Were toward Eternity”
-Emily Dickinson poem #712
In this poem’s first stanza, death is portrayed as a kind gentleman who stops and escorts the speaker. This expresses the unpredictable, undiscriminating, and inevitable nature of death. Even though this is a fact, not everyone can come to terms with it. Then, we embark upon a journey through the narrator’s life, from the schoolyard (childhood) to the “house” at the end (the speaker’s tombstone.) We then find out that the narrator has been dead for quite some time (“since then–’tis centuries”).
The last line does suggest some sort of afterlife, which probably comes from her Protestant influence. Even though she does have revolutionary perceptions of event and objects she still can’t entertain the idea of a nonexistent afterlife–which would truly be a revolutionary idea. But she was a very religious person, which was shaped and instilled in her due to the influences of her environment, of her setting, and the period of her lifetime.
Her revolutionary views of death and the events that precede it have to, in some way, be contributed from outside influences. She always had a reader in mind even though she only published less than ten of her poems of her 1,776 during her lifetime.
Mass Media Comparison Assignment I am going to do my comparison between the network of ESPN and ESPN's website. Both of these types of media are things that I use, and use quite often. For sports lovers' around, these medias supply the true answers to get all the days's ports and highlights. The sports station called ESPN (Entertainment Sports Production Network) is a channel that provides views ...
This does not suggest that Dickinson’s writing was a solitary endeavor, but rather that she was limited by what society accepted during that time.

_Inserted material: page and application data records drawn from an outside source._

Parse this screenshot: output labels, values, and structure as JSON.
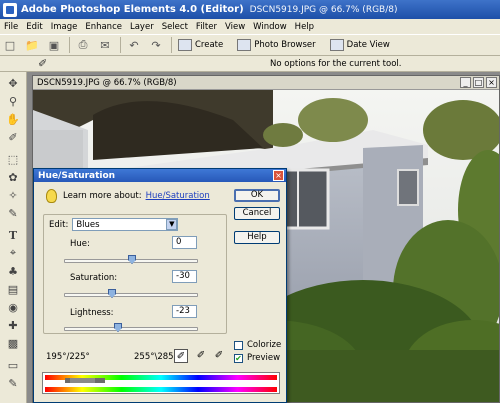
{
  "window": {
    "app_title": "Adobe Photoshop Elements 4.0 (Editor)",
    "doc_info": "DSCN5919.JPG @ 66.7% (RGB/8)"
  },
  "menu": [
    "File",
    "Edit",
    "Image",
    "Enhance",
    "Layer",
    "Select",
    "Filter",
    "View",
    "Window",
    "Help"
  ],
  "toolbar": {
    "create": "Create",
    "photo_browser": "Photo Browser",
    "date_view": "Date View"
  },
  "options_bar": {
    "text": "No options for the current tool."
  },
  "document": {
    "title": "DSCN5919.JPG @ 66.7% (RGB/8)"
  },
  "dialog": {
    "title": "Hue/Saturation",
    "learn_prefix": "Learn more about:",
    "learn_link": "Hue/Saturation",
    "edit_label": "Edit:",
    "edit_value": "Blues",
    "hue_label": "Hue:",
    "hue_value": "0",
    "saturation_label": "Saturation:",
    "saturation_value": "-30",
    "lightness_label": "Lightness:",
    "lightness_value": "-23",
    "ok": "OK",
    "cancel": "Cancel",
    "help": "Help",
    "colorize": "Colorize",
    "preview": "Preview",
    "range_left": "195°/225°",
    "range_right": "255°\\285°"
  },
  "colors": {
    "title_blue": "#1d4fa8",
    "dialog_bg": "#ece9d8",
    "link": "#1d3fbf"
  },
  "icons": [
    "new-icon",
    "open-icon",
    "save-icon",
    "print-icon",
    "email-icon",
    "undo-icon",
    "redo-icon",
    "move-tool-icon",
    "eyedropper-icon"
  ]
}
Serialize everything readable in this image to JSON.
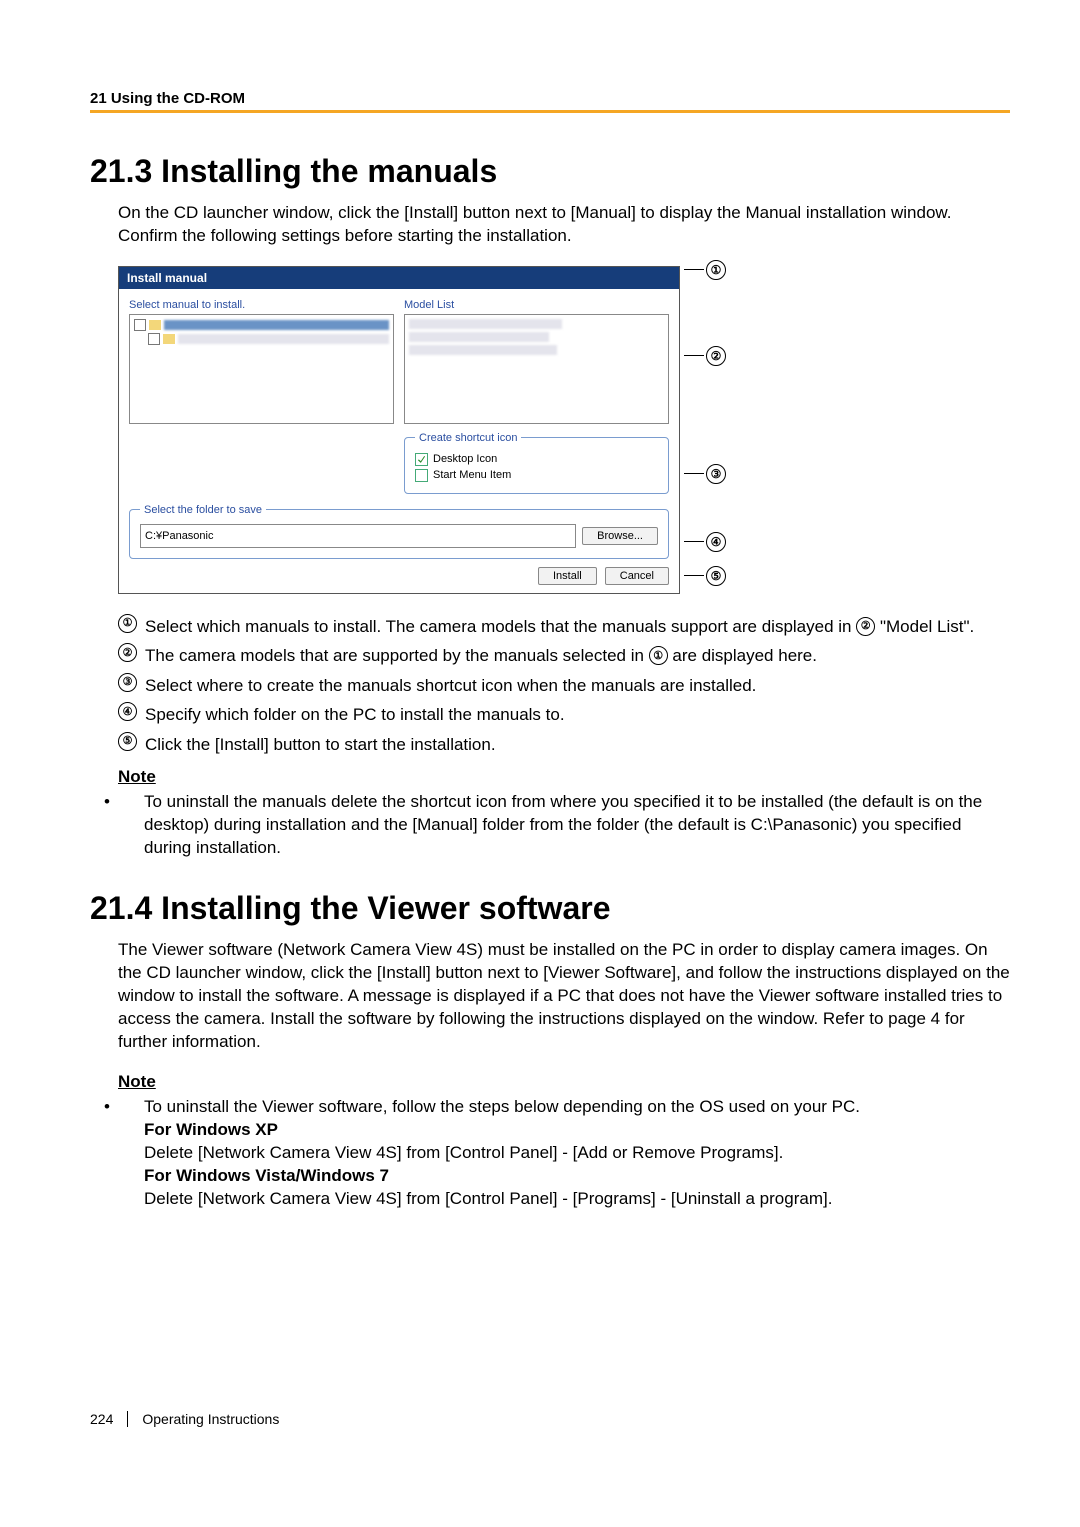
{
  "header": {
    "section_title": "21 Using the CD-ROM"
  },
  "s213": {
    "heading": "21.3   Installing the manuals",
    "intro": "On the CD launcher window, click the [Install] button next to [Manual] to display the Manual installation window. Confirm the following settings before starting the installation.",
    "dialog": {
      "title": "Install manual",
      "select_label": "Select manual to install.",
      "model_list_label": "Model List",
      "shortcut_legend": "Create shortcut icon",
      "opt_desktop": "Desktop Icon",
      "opt_startmenu": "Start Menu Item",
      "folder_legend": "Select the folder to save",
      "folder_value": "C:¥Panasonic",
      "browse": "Browse...",
      "install": "Install",
      "cancel": "Cancel"
    },
    "callouts": [
      "①",
      "②",
      "③",
      "④",
      "⑤"
    ],
    "items": [
      {
        "n": "①",
        "pre": "Select which manuals to install. The camera models that the manuals support are displayed in ",
        "inl": "②",
        "post": " \"Model List\"."
      },
      {
        "n": "②",
        "pre": "The camera models that are supported by the manuals selected in ",
        "inl": "①",
        "post": " are displayed here."
      },
      {
        "n": "③",
        "text": "Select where to create the manuals shortcut icon when the manuals are installed."
      },
      {
        "n": "④",
        "text": "Specify which folder on the PC to install the manuals to."
      },
      {
        "n": "⑤",
        "text": "Click the [Install] button to start the installation."
      }
    ],
    "note_heading": "Note",
    "note_body": "To uninstall the manuals delete the shortcut icon from where you specified it to be installed (the default is on the desktop) during installation and the [Manual] folder from the folder (the default is C:\\Panasonic) you specified during installation."
  },
  "s214": {
    "heading": "21.4   Installing the Viewer software",
    "intro": "The Viewer software (Network Camera View 4S) must be installed on the PC in order to display camera images. On the CD launcher window, click the [Install] button next to [Viewer Software], and follow the instructions displayed on the window to install the software. A message is displayed if a PC that does not have the Viewer software installed tries to access the camera. Install the software by following the instructions displayed on the window. Refer to page 4 for further information.",
    "note_heading": "Note",
    "note_intro": "To uninstall the Viewer software, follow the steps below depending on the OS used on your PC.",
    "xp_h": "For Windows XP",
    "xp_b": "Delete [Network Camera View 4S] from [Control Panel] - [Add or Remove Programs].",
    "vista_h": "For Windows Vista/Windows 7",
    "vista_b": "Delete [Network Camera View 4S] from [Control Panel] - [Programs] - [Uninstall a program]."
  },
  "footer": {
    "page": "224",
    "label": "Operating Instructions"
  }
}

She was living ahead of her time–for her poetry was not appreciated in her own lifetime and was, in fact, rejected. Though she is portrayed as a reclusive individual, she was actually an active member in Amherst social events and entertained many guests at her house. She was not anti-social but rather more isolated than the average person due to the environment in which she lived in. Her world was bounded by her home and its surrounding countryside, so in turn the great events of her time were never seen in any of her poetry. This is why her poetry is so universal and widely read.
Her outside influences directly correlate to her unique perceptions of death and the projected events after death. If one can take a look at the bigger picture than you can understand the author’s point of view. The why, what, when, where, how questions all come together as you delve deeper into the authors ideas behind her poems and the influential factors of the author’s life. You cannot analyze one without analyzing the other even though they might seem irrelevant at times, their relevance and correlation is of the utmost importance when attempting to search for the roots of her revolutionary thoughts and when attempting to describe a deeper analysis and meaning behind an author’s poetry.